CLEVELAND — The Rays, reeling from losses (both on the field, and in personnel), got off to the start they needed Wednesday night.
They shook off a nearly-two hour rain delay and racked up five-first inning runs — off a left-handed starter, too.
But no matter how short-handed the lineup has been —minus Jason Bartlett, minus Pat Burrell — it hasn't been the offense that has kept them from regaining their pennant-winning form.
It's been the inconsistency in their pitching, and Wednesday's 12-7 loss to the last-place Indians was another example.
Right-hander Andy Sonnanstine, given a five-run lead before he threw his first pitch, gave up a season-high eight runs — and two leads — in a three-inning outing.
Two days earlier the Rays blew a 10-run lead in the largest collapse in club history, and now face the prospect of getting swept today by a team that entered the series with the American League's worst record.
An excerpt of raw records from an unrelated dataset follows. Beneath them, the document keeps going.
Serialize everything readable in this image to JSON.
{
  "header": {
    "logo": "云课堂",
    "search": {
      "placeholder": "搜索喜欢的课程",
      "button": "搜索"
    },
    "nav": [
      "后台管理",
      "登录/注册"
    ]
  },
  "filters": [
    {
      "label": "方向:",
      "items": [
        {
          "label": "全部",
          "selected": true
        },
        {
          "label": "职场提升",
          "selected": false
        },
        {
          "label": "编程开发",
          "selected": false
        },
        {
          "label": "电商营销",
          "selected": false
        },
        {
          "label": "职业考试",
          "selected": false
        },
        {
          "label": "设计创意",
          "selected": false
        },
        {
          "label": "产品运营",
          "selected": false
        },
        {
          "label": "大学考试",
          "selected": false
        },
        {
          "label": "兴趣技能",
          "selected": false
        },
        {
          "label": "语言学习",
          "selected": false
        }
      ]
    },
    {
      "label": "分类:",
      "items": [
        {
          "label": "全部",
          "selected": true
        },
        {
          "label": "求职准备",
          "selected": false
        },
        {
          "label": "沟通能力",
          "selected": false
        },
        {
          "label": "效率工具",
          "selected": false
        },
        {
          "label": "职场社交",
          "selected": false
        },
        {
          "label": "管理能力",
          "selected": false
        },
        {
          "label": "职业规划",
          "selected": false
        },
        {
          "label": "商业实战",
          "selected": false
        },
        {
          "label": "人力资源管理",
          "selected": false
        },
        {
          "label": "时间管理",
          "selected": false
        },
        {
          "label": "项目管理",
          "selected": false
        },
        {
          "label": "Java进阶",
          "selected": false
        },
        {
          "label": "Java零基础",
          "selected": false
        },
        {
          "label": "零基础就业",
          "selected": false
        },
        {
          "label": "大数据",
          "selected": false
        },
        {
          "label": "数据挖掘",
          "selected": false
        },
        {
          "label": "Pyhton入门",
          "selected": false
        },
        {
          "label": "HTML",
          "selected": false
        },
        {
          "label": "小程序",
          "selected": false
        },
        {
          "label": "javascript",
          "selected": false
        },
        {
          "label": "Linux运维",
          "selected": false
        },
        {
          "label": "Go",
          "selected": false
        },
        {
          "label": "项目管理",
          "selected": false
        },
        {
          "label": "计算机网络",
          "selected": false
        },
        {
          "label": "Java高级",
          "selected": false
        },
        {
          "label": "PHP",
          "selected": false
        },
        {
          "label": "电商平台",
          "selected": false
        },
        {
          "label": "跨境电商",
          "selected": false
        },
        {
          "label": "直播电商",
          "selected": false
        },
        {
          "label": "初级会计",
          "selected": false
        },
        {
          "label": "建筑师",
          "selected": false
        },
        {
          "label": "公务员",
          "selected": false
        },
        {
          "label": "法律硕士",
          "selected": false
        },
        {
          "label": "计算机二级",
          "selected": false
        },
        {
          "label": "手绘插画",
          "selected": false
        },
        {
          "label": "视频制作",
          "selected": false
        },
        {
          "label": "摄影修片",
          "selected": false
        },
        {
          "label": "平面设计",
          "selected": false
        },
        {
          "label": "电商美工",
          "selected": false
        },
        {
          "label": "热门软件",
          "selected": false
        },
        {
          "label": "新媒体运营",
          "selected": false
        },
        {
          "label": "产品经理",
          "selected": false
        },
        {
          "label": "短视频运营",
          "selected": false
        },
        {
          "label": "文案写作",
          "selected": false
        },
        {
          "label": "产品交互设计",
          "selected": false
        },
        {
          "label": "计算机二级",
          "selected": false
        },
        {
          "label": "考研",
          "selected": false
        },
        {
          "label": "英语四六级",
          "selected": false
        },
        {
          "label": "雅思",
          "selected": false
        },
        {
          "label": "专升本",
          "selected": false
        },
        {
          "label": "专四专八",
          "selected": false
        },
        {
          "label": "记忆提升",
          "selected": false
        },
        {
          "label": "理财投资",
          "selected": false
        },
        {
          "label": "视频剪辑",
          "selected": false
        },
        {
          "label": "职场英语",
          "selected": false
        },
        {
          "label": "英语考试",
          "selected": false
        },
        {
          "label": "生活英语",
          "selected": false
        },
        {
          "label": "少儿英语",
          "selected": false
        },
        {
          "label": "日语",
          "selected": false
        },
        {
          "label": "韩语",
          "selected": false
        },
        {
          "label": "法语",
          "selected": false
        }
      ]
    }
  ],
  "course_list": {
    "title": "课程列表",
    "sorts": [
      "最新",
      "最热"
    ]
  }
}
"We just gave up two huge leads here, that's just inappropriate," manager Joe Maddon said. "We have to do a better job of pitching overall. As a group we just have to get better. We were in a position to win two games here."
The fourth-place Rays (23-26) are just five games out of first place in the AL East, but their starting pitchers, who were so huge in their World Series run a year ago, continue to be plagued by short outings and inconsistency. Rays starters have lasted five or fewer innings in 15 of 49 games this season, burdening one of the league's most-used bullpens. The Rays had 47 such outings all of last season.
The Rays staff ranks ninth in the AL (4.61), after finishing second last season (3.82).
"We need to do a little bit better, especially me," Sonnanstine said. "But we just can't figure out why we can't win here."
Sonnanstine (3-5) said he feels fine physically, he's just been having problems with location, getting hurt by a lot of pitches up in the zone.
And he's had an incredibly tough time getting out Indians centerfielder Ben Francisco. Francisco, who hit a three-run homer and an RBI single off him Wednesday and is 8-for-9 with five homers lifetime against the Rays' No. 4 starter.
"He's hitting everything I'm throwing right now," Sonnanstine said. "So I've gotta figure out a way to get him out."
Maddon also couldn't pin-point the problem.
"Obviously, Francisco, I'm sure (Sonnanstine) never wants to see him again," Maddon said. "(Francisco) is definitely not on his Christmas card list, I know that. … That's incredible. And they're all three-run homers, not even like solo shots. I don't have any strong answers. I really don't. It's kind of baffling actually."
The game was delayed 1 hour, 55 minutes, but that didn't initially faze the Rays, who racked up five first-inning runs off left-hander Zach Jackson, recently called up from Triple A.
B.J. Upton and Carl Crawford led off with singles, and Evan Longoria added a single to pick up his 50th RBI of the season. Willy Aybar came through with an RBI single and Ben Zobrist an RBI double, and rightfielder Gabe Kapler capped the rally with a two-run single.
But Sonnanstine gave it all back in the second. The Indians started their five-run rally quietly, with a one-out walk and infield hit.
Francisco delivered the big blow, a three-run homer over the leftfield fence. Grady Sizemore tacked on an RBI double to tie the score.
The Rays got the lead back in the third, with Zobrist (who went 2-for-3) getting things started with a walk, and stealing second. He moved to third on a Kapler groundout and scored when third baseman Jhonny Peralta made a throwing error to first on what was potentially an inning-ending grounder by Michel Hernandez.
But, once again, Sonnanstine couldn't hold the lead, and Francisco was again a big part of it. In the third, the Indians got a two-out rally going with a walk and single before Francisco ripped an RBI single up the middle, the first of three consecutive one-run singles by the Indians that put them up 8-6. Sonnanstine, who entered the game having gone 0-2 with a 7.14 ERA in two previous starts in Cleveland, was relieved by Joe Nelson to start the fourth.
Longoria pulled the Rays to within a run with a solo homer in the fourth, his 12th of the season. But the Indians got some insurance in the fifth, scoring four off Nelson thanks to a two-run double by Victor Martinez and two-run homer by Shin-Soo Choo.
Nelson said he's recent struggles have also been a matter of location. He has typically been tough on left-handed hitters, but Choo (a lefty) hit a pitch that missed its spot.
"Choo hit a ball that if I locate, he doesn't hit," Nelson said. "I throw it down the middle, it got hit a long way. It's a continuing story with me recently, and it's got to stop. It's frustrating."
Joe Smith can be reached at email@example.com.